Jesus acknowledges that the disciples are heading into an inhospitable world; “I am sending you out like lambs into the midst of wolves,” he says to them. And that sounds nice, doesn’t it? While I’ve got to admire Jesus’s honesty, once again his recruiting pitch ain’t exactly the best I’ve ever heard.

As if this weren’t tough enough, Jesus also tells his messengers to travel light — and I mean very light — on their mission trip; “Carry no purse, no bag, no sandals,” he commands. While this might make it easier for them to get around, it also makes them completely reliant on the hospitality of strangers — and this is a difficult position for them to be in.

When they enter a house and say, as Jesus tells them to say, “Peace be to this house,” the only two possible outcomes for them are rejection or acceptance.

If Jesus’s messengers are turned away in one place, they are to wipe the dust of that town from their feet and move along to the next; God will take care of the rest.

In the verses that our Lectionary reading skips over Jesus talks about the woes that will befall any place that rejects his messengers: “I tell you… it will be more tolerable for Sodom than for that town,” he declares. And this is pretty severe. Like I said earlier, Jesus really knows his Hebrew scriptures, so go have a look at Genesis 19 if you’re curious about how things worked out for Sodom.

But what if the messengers are accepted where they go? Well, this might actually be more difficult for them. If they are rejected, they can simply walk away, but if a household shares in the peace that the disciples extend, Jesus tells them, not once but twice, to “Remain in the same house, eating and drinking whatever they provide. Do not move about from house to house. Whenever you enter a town and its people welcome you, eat what is set before you…”

In Jewish culture, what you ate and with whom you ate it were really important things, and so this is a provocative command on Jesus’s part. These disciples were ordered to go out into the world with only the gospel to give, and told to accept whatever they were given without worrying about what it was or who gave it to them.

They were entirely reliant upon the hospitality of others for survival; they were completely vulnerable — and vulnerable is an uncomfortable thing to be. But that is exactly what Jesus wants them to be; that is exactly what Jesus wants us to be.

Hospitality is kind of funny thing: it is relatively easy to extend, but not always all that easy to accept.
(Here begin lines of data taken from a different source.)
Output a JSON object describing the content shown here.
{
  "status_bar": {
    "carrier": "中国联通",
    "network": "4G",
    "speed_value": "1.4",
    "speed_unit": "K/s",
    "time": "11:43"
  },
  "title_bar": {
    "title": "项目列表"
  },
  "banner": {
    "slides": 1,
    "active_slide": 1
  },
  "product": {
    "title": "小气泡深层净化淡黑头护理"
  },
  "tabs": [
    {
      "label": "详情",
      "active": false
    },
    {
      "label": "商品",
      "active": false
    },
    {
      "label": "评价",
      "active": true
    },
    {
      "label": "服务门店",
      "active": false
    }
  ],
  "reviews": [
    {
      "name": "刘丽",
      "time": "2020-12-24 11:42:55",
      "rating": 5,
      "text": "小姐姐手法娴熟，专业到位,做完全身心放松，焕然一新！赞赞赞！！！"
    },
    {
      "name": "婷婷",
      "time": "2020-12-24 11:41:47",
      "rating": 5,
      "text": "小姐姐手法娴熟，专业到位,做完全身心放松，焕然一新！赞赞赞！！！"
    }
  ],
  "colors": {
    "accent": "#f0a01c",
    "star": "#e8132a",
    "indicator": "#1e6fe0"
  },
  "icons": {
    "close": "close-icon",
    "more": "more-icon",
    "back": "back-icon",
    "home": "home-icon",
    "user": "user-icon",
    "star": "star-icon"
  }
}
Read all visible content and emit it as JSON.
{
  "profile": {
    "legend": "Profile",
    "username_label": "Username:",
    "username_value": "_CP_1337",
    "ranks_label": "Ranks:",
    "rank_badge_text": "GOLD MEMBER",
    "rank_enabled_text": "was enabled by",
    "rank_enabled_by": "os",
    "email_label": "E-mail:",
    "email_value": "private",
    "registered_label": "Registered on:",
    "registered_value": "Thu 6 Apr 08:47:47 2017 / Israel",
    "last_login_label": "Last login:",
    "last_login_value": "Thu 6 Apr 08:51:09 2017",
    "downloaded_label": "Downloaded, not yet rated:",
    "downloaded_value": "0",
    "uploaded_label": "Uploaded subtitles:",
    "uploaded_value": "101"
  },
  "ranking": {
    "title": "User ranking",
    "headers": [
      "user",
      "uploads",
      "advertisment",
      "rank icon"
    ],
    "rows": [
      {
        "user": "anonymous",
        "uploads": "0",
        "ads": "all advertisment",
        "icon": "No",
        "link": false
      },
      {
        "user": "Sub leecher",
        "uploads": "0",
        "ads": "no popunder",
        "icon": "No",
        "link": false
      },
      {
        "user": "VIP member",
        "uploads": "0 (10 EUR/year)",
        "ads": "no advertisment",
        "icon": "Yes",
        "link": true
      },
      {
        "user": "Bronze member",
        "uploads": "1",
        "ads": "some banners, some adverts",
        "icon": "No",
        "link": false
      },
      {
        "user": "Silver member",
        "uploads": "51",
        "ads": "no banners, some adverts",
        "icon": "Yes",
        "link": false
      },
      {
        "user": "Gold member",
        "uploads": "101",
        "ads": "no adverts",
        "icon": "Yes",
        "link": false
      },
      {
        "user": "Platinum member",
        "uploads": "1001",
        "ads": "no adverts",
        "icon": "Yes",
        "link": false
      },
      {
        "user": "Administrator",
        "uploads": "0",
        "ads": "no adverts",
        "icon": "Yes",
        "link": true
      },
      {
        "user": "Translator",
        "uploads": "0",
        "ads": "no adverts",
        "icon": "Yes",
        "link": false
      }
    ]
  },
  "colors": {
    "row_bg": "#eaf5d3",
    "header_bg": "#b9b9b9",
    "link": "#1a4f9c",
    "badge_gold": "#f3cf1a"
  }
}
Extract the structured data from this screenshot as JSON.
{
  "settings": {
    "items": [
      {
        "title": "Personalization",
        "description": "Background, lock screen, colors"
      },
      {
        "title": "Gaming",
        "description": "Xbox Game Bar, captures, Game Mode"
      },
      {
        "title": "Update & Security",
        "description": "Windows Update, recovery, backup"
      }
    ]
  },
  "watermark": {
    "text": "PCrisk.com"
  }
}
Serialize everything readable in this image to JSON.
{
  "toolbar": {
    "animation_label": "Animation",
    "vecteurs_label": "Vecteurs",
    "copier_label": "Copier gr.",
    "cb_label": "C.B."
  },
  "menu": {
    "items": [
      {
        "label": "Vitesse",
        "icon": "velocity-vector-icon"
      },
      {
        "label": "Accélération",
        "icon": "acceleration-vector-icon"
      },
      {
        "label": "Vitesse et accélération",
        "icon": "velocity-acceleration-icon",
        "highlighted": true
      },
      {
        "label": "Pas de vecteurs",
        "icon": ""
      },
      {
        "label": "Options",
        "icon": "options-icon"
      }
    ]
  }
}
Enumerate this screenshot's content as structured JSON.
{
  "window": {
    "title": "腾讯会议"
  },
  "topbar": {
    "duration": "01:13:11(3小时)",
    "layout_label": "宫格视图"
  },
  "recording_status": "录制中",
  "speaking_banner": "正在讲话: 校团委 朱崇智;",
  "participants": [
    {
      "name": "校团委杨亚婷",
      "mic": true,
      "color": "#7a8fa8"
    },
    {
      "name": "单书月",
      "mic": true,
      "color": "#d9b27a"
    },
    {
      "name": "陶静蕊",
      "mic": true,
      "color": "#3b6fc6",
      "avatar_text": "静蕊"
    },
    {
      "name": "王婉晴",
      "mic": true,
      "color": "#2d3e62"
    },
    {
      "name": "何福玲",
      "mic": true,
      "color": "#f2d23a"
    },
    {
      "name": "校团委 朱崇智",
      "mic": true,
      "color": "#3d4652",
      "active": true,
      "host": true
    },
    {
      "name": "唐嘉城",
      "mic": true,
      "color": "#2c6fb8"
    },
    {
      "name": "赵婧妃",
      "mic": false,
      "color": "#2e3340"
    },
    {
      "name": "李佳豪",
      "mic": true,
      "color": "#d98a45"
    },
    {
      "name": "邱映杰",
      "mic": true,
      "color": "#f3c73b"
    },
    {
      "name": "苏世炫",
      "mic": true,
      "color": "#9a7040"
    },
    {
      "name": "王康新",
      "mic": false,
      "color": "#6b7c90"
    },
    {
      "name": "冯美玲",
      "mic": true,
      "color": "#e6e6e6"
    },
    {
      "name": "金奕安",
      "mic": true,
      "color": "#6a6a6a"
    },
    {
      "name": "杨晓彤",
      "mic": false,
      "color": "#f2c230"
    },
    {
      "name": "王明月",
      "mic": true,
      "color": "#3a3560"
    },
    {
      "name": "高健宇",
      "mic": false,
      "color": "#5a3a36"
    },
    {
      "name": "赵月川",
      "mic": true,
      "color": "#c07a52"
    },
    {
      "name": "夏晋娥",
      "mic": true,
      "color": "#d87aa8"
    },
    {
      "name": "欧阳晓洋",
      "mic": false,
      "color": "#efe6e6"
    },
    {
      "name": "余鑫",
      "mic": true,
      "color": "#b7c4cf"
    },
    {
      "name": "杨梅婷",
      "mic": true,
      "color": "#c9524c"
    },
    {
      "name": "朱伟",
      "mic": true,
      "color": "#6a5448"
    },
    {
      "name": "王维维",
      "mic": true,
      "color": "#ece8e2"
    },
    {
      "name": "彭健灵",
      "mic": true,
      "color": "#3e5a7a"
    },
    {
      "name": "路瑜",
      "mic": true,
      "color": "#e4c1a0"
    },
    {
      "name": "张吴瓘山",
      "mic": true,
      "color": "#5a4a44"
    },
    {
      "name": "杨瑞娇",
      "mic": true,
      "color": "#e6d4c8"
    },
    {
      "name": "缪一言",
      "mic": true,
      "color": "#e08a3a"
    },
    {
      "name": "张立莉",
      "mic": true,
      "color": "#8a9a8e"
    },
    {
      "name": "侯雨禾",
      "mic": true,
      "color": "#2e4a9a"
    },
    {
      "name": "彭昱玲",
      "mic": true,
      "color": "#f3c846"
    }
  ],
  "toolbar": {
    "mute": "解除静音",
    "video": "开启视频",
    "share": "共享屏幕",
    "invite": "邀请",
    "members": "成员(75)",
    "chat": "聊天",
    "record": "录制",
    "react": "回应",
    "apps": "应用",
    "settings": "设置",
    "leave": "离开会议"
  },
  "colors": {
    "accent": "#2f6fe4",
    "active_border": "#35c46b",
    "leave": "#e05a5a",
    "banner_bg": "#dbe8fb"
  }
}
Being confronted with true hospitality forces us to come to terms with just how dependent we really are; it calls us into real relationship with others.

Just to be clear: by hospitality I don’t mean something like inviting a friend over for dinner because that situation assumes a kind of preexisting relationship between equals. It’s a nice thing to do, but it doesn’t involve a whole lot of risk on anyone’s part.

But what about hospitality in a context like church? Generally, we have people here to this house, to our house. But Jesus doesn’t tell his disciples to invite people over to hear the good news, he calls them to go out into the world and share it with people where they are. And he orders his disciples to take nothing with them on their journey because he wants them to understand not only what it means to love their neighbor but also what it means to allow themselves to be loved by their neighbor — whomever or wherever that neighbor might be.

As people called to do the work of Christ’s church in in this day and age we need to meet others in their vulnerability and, at the same time, accept and embrace our own vulnerability. Because while we definitely have much love to offer, there is also much love out there for us to receive, if we are actually willing to receive it.

You see, what ultimately unites all God’s people is our dependence on one another, and our complete and utter dependence upon God. We need each other. And that’s what real discipleship is all about.